### Exercise material:

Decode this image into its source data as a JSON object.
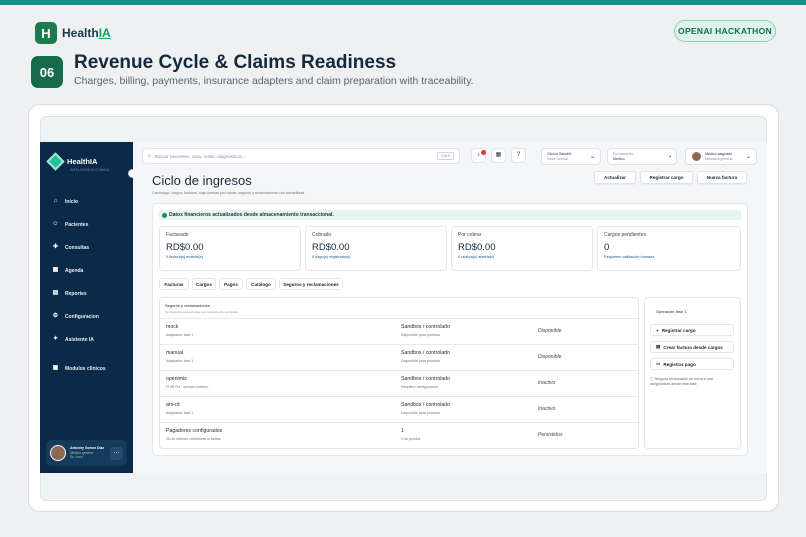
{
  "brand": {
    "name_prefix": "Health",
    "name_suffix": "IA",
    "mark": "H"
  },
  "hackathon_badge": "OPENAI HACKATHON",
  "hero": {
    "number": "06",
    "title": "Revenue Cycle & Claims Readiness",
    "subtitle": "Charges, billing, payments, insurance adapters and claim preparation with traceability."
  },
  "sidebar": {
    "brand": "HealthIA",
    "brand_sub": "INTELIGENCIA CLÍNICA",
    "items": [
      {
        "label": "Inicio",
        "icon": "home-icon"
      },
      {
        "label": "Pacientes",
        "icon": "user-icon"
      },
      {
        "label": "Consultas",
        "icon": "stethoscope-icon"
      },
      {
        "label": "Agenda",
        "icon": "calendar-icon"
      },
      {
        "label": "Reportes",
        "icon": "chart-icon"
      },
      {
        "label": "Configuracion",
        "icon": "gear-icon"
      },
      {
        "label": "Asistente IA",
        "icon": "sparkle-icon"
      },
      {
        "label": "Modulos clinicos",
        "icon": "grid-icon"
      }
    ],
    "user": {
      "name": "Antoniry Gomez Díaz",
      "role": "Médico general",
      "status": "En línea"
    }
  },
  "topbar": {
    "search_placeholder": "Buscar pacientes, citas, notas, diagnósticos...",
    "search_shortcut": "Ctrl K",
    "clinic": {
      "line1": "Clínica SaludIA",
      "line2": "Sede Central"
    },
    "role": {
      "line1": "Rol asumido",
      "line2": "Médico"
    },
    "doctor": {
      "line1": "Médico asignado",
      "line2": "Medicina general"
    }
  },
  "page": {
    "title": "Ciclo de ingresos",
    "subtitle": "Cardiologo, cargos, facturas, caja cuentas por cobrar, seguros y reclamaciones con trazabilidad.",
    "actions": [
      "Actualizar",
      "Registrar cargo",
      "Nueva factura"
    ],
    "banner": "Datos financieros actualizados desde almacenamiento transaccional.",
    "metrics": [
      {
        "label": "Facturado",
        "value": "RD$0.00",
        "sub": "0 factura(s) emitida(s)"
      },
      {
        "label": "Cobrado",
        "value": "RD$0.00",
        "sub": "0 pago(s) registrado(s)"
      },
      {
        "label": "Por cobrar",
        "value": "RD$0.00",
        "sub": "0 factura(s) abierta(s)"
      },
      {
        "label": "Cargos pendientes",
        "value": "0",
        "sub": "Requieren validación humana"
      }
    ],
    "tabs": [
      "Facturas",
      "Cargos",
      "Pagos",
      "Catálogo",
      "Seguros y reclamaciones"
    ],
    "table": {
      "title": "Seguros y reclamaciones",
      "subtitle": "No disponible para esta fase, se mostrarán ellos simulados.",
      "rows": [
        {
          "name": "mock",
          "name_sub": "Adaptador fase 1",
          "mode": "Sandbox / controlado",
          "mode_sub": "Disponible para pruebas",
          "status": "Disponible"
        },
        {
          "name": "manual",
          "name_sub": "Adaptador fase 1",
          "mode": "Sandbox / controlado",
          "mode_sub": "Disponible para pruebas",
          "status": "Disponible"
        },
        {
          "name": "openimis",
          "name_sub": "FHIR R4 · servicio externo",
          "mode": "Sandbox / controlado",
          "mode_sub": "Requiere configuración",
          "status": "Inactivo"
        },
        {
          "name": "ars-rd",
          "name_sub": "Adaptador fase 1",
          "mode": "Sandbox / controlado",
          "mode_sub": "Disponible para pruebas",
          "status": "Inactivo"
        },
        {
          "name": "Pagadores configurados",
          "name_sub": "No se infieren coberturas ni tarifas",
          "mode": "1",
          "mode_sub": "1 de prueba",
          "status": "Persistidos"
        }
      ]
    },
    "ops": {
      "title": "Operación fase 1",
      "buttons": [
        "Registrar cargo",
        "Crear factura desde cargos",
        "Registrar pago"
      ],
      "note": "Ninguna reclamación se envía a una aseguradora desde esta fase."
    }
  },
  "colors": {
    "accent": "#1a8f8a",
    "sidebar": "#0b2948",
    "brand_green": "#156b4c"
  }
}
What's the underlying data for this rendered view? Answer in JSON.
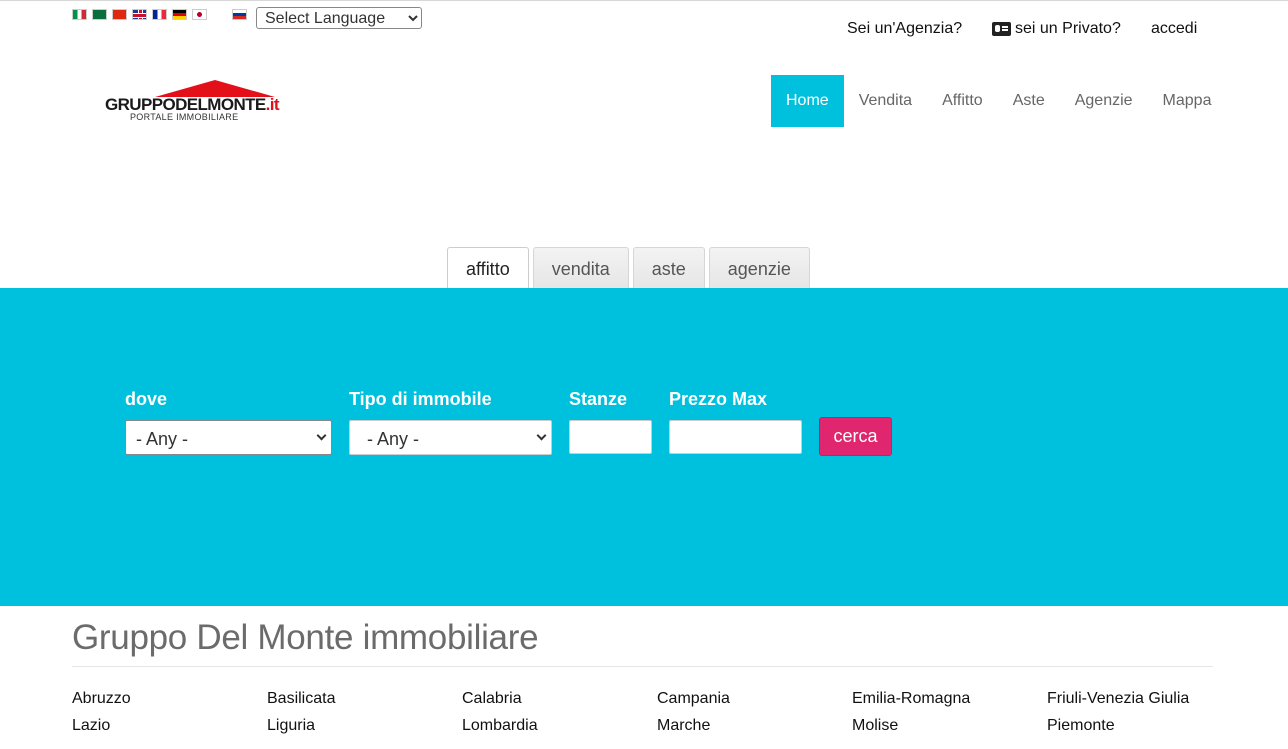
{
  "language": {
    "flags": [
      "it",
      "ar",
      "zh",
      "en",
      "fr",
      "de",
      "ja",
      "ru"
    ],
    "select_value": "Select Language"
  },
  "top_links": {
    "agency": "Sei un'Agenzia?",
    "private": "sei un Privato?",
    "login": "accedi"
  },
  "logo": {
    "main": "GRUPPODELMONTE",
    "tld": ".it",
    "sub": "PORTALE IMMOBILIARE"
  },
  "nav": [
    "Home",
    "Vendita",
    "Affitto",
    "Aste",
    "Agenzie",
    "Mappa"
  ],
  "nav_active": "Home",
  "tabs": [
    "affitto",
    "vendita",
    "aste",
    "agenzie"
  ],
  "tab_active": "affitto",
  "search": {
    "dove_label": "dove",
    "dove_value": "- Any -",
    "tipo_label": "Tipo di immobile",
    "tipo_value": "- Any -",
    "stanze_label": "Stanze",
    "stanze_value": "",
    "prezzo_label": "Prezzo Max",
    "prezzo_value": "",
    "button": "cerca"
  },
  "section_title": "Gruppo Del Monte immobiliare",
  "regions": [
    "Abruzzo",
    "Basilicata",
    "Calabria",
    "Campania",
    "Emilia-Romagna",
    "Friuli-Venezia Giulia",
    "Lazio",
    "Liguria",
    "Lombardia",
    "Marche",
    "Molise",
    "Piemonte"
  ],
  "colors": {
    "accent": "#00c1dd",
    "button": "#e0266e",
    "logo_red": "#e3101a"
  }
}
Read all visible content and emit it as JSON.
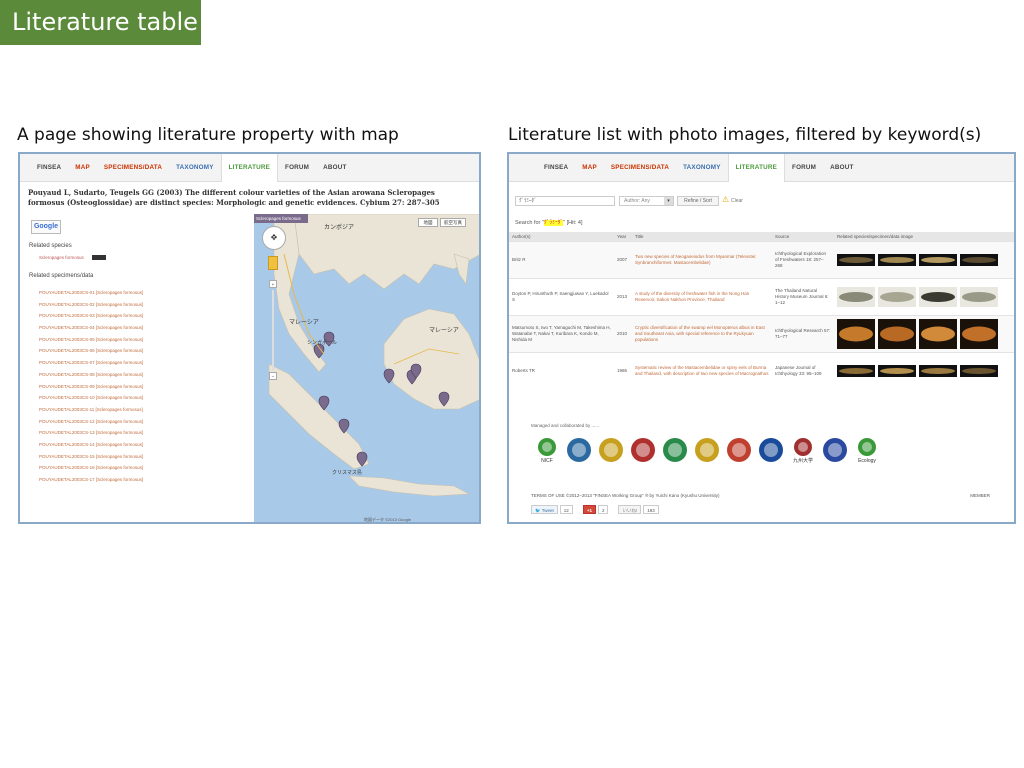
{
  "slide": {
    "title": "Literature table",
    "caption_left": "A page showing literature property with map",
    "caption_right": "Literature list with photo images, filtered by keyword(s)"
  },
  "nav": {
    "items": [
      "FINSEA",
      "MAP",
      "SPECIMENS/DATA",
      "TAXONOMY",
      "LITERATURE",
      "FORUM",
      "ABOUT"
    ],
    "colors": [
      "#444444",
      "#cc3300",
      "#cc3300",
      "#3a6fb0",
      "#4a9a3a",
      "#444444",
      "#444444"
    ],
    "active_index": 4
  },
  "left_page": {
    "paper_title": "Pouyaud L, Sudarto, Teugels GG (2003) The different colour varieties of the Asian arowana Scleropages formosus (Osteoglossidae) are distinct species: Morphologic and genetic evidences. Cybium 27: 287–305",
    "google_label": "Google",
    "related_species_heading": "Related species",
    "related_species": "Scleropages formosus",
    "related_specimens_heading": "Related specimens/data",
    "specimens": [
      "POUYAUDETAL2003CS-01 [Scleropages formosus]",
      "POUYAUDETAL2003CS-02 [Scleropages formosus]",
      "POUYAUDETAL2003CS-03 [Scleropages formosus]",
      "POUYAUDETAL2003CS-04 [Scleropages formosus]",
      "POUYAUDETAL2003CS-05 [Scleropages formosus]",
      "POUYAUDETAL2003CS-06 [Scleropages formosus]",
      "POUYAUDETAL2003CS-07 [Scleropages formosus]",
      "POUYAUDETAL2003CS-08 [Scleropages formosus]",
      "POUYAUDETAL2003CS-09 [Scleropages formosus]",
      "POUYAUDETAL2003CS-10 [Scleropages formosus]",
      "POUYAUDETAL2003CS-11 [Scleropages formosus]",
      "POUYAUDETAL2003CS-12 [Scleropages formosus]",
      "POUYAUDETAL2003CS-13 [Scleropages formosus]",
      "POUYAUDETAL2003CS-14 [Scleropages formosus]",
      "POUYAUDETAL2003CS-15 [Scleropages formosus]",
      "POUYAUDETAL2003CS-16 [Scleropages formosus]",
      "POUYAUDETAL2003CS-17 [Scleropages formosus]"
    ],
    "map": {
      "tag": "Scleropages formosus",
      "type_buttons": [
        "地図",
        "航空写真"
      ],
      "labels": {
        "cambodia": "カンボジア",
        "malaysia": "マレーシア",
        "singapore": "シンガポール",
        "malaysia_east": "マレーシア",
        "christmas": "クリスマス島"
      },
      "legal": "地図データ ©2013 Google"
    }
  },
  "right_page": {
    "search_value": "ｸﾞﾗﾐｰﾀﾞ",
    "author_select": "Author: Any",
    "refine_label": "Refine / Sort",
    "clear_label": "Clear",
    "search_prefix": "Search for \"",
    "search_keyword": "ｸﾞﾗﾐｰﾀﾞ",
    "search_suffix": "\" [Hit: 4]",
    "headers": [
      "Author(s)",
      "Year",
      "Title",
      "Source",
      "Related species/specimen/data image"
    ],
    "rows": [
      {
        "author": "Britz R",
        "year": "2007",
        "title": "Two new species of Neoganeiodus from Myanmar (Teleostei: Synbranchiformes: Mastacembelidae)",
        "source": "Ichthyological Exploration of Freshwaters 18: 257–268",
        "fish_colors": [
          "#6b5a35",
          "#a08850",
          "#b49a60",
          "#5a4a30"
        ]
      },
      {
        "author": "Doyton P, Hirunthuth P, Saengjuwan Y, Luekadol S",
        "year": "2013",
        "title": "A study of the diversity of freshwater fish in the Nong Han Reservoir, Sakon Nakhon Province, Thailand",
        "source": "The Thailand Natural History Museum Journal 6: 1–12",
        "fish_colors": [
          "#8a8a78",
          "#a6a692",
          "#3a3a30",
          "#9a9a88"
        ]
      },
      {
        "author": "Matsumoto S, Iwo T, Yamaguchi M, Takeshima H, Watanabe T, Nakai T, Kuribara K, Kondo M, Nishida M",
        "year": "2010",
        "title": "Cryptic diversification of the swamp eel Monopterus albus in East and Southeast Asia, with special reference to the Ryukyuan populations",
        "source": "Ichthyological Research 57: 71–77",
        "fish_colors": [
          "#c47a2a",
          "#b86a24",
          "#d08a3a",
          "#c07028"
        ]
      },
      {
        "author": "Roberts TR",
        "year": "1986",
        "title": "Systematic review of the Mastacembelidae or spiny eels of Burma and Thailand, with description of two new species of Macrognathus",
        "source": "Japanese Journal of Ichthyology 33: 95–109",
        "fish_colors": [
          "#8a6a35",
          "#b4904e",
          "#9a7a40",
          "#6a5430"
        ]
      }
    ],
    "managed_label": "Managed and collaborated by ......",
    "logos": [
      {
        "name": "nicf-logo",
        "color": "#3a9a3a",
        "text": "NICF"
      },
      {
        "name": "diamond-logo",
        "color": "#2a6aa0",
        "text": ""
      },
      {
        "name": "gold-seal-logo",
        "color": "#c8a020",
        "text": ""
      },
      {
        "name": "red-seal-logo",
        "color": "#b03030",
        "text": ""
      },
      {
        "name": "green-seal-logo",
        "color": "#2a8a4a",
        "text": ""
      },
      {
        "name": "pagoda-logo",
        "color": "#c8a020",
        "text": ""
      },
      {
        "name": "circle-emblem-logo",
        "color": "#c04030",
        "text": ""
      },
      {
        "name": "blue-crest-logo",
        "color": "#1a4a9a",
        "text": ""
      },
      {
        "name": "kyushu-logo",
        "color": "#a03030",
        "text": "九州大学"
      },
      {
        "name": "shield-logo",
        "color": "#2a4aa0",
        "text": ""
      },
      {
        "name": "ecology-logo",
        "color": "#3a9a3a",
        "text": "Ecology"
      }
    ],
    "terms": "TERMS OF USE ©2012–2013 \"FINSEA Working Group\" ℗ by Yuichi Kano (Kyushu University)",
    "member": "MEMBER",
    "social": {
      "tweet": "Tweet",
      "tweet_count": "12",
      "gplus": "+1",
      "gplus_count": "2",
      "like": "いいね!",
      "like_count": "193"
    }
  }
}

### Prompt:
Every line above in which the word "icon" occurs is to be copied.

### Solution for this exercise:
        "icon": "home-icon"
        "icon": "user-icon"
        "icon": "stethoscope-icon"
        "icon": "calendar-icon"
        "icon": "chart-icon"
        "icon": "gear-icon"
        "icon": "sparkle-icon"
        "icon": "grid-icon"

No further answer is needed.